"Your Honor, this is the case of Tobby Quarrels, originally charged with five offenses of burglary. It was tried in Savannah, and there was a hearing in the District Court and it was appealed to the United States Court of Appeals on the inadequacy of counsel and was referred back here. At the time it was tried originally, as I understand, there was six months to a year or a few months left on one of the sentences, so he wasn't actually eligible but meanwhile between the time — when the appeal came around — well, he is actually now charged with four separate burglaries and in which Mr. Quarrels contends that he was in jail at the time the crime was committed. I think that is the gist —
"THE COURT: In other words, he had an alibi by being in jail?
"MR. WALSH: Yes, sir. The fact that he plead guilty to those at the time of the trial he claims that he was misled.
"THE COURT: All right. Your defense is that he plead guilty and therefore he had to be in court, is that it?
"MR. SETLIFF: That's correct, Your Honor, It was just a typographical error on the indictment."
Shortly thereafter another colloquy between the court and counsel occurred as follows (R. 139):
"MR. SETLIFF: Not right now.
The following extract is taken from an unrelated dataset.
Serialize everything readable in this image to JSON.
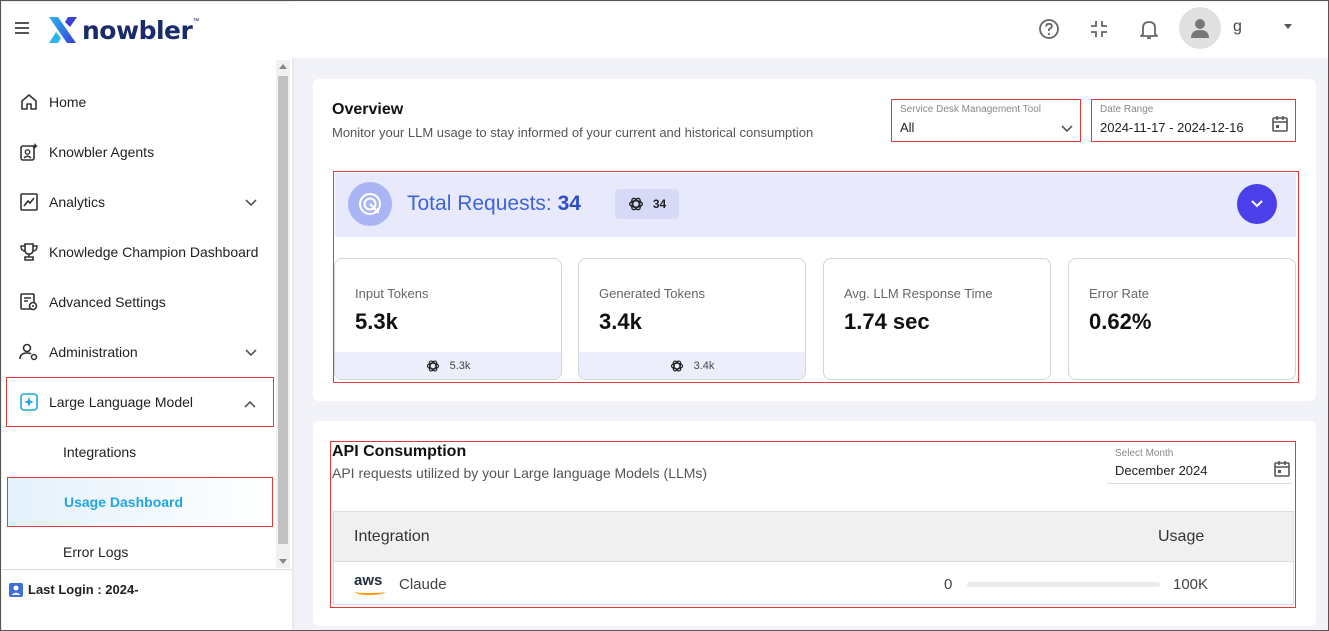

Although he is my witness, it would seem to be improper at this point. The only thing to be determined, as I understand it, is the adequacy of counsel. This other thing about the mistake on the face of the indictment as to this prisoner being in jail at the time the crime was committed — of course, this is a second point that will come out, and we will have to question Mr. Collins on the stand, I guess, to see if he can clarify it.
"THE COURT: All right, we will take it all up.
"MR. WALSH: Well, that hasn't come out as far as I know.
"THE COURT: Well, we will take it all up. You may go ahead."
Finally, the court remarked — and we quote in pertinent part (R. 141):
"I am going into the question of the representative [sic] of this man, and also any other facts which you may present as to the opinion of the Circuit Court of Appeals with which you are familiar and which you just handed me."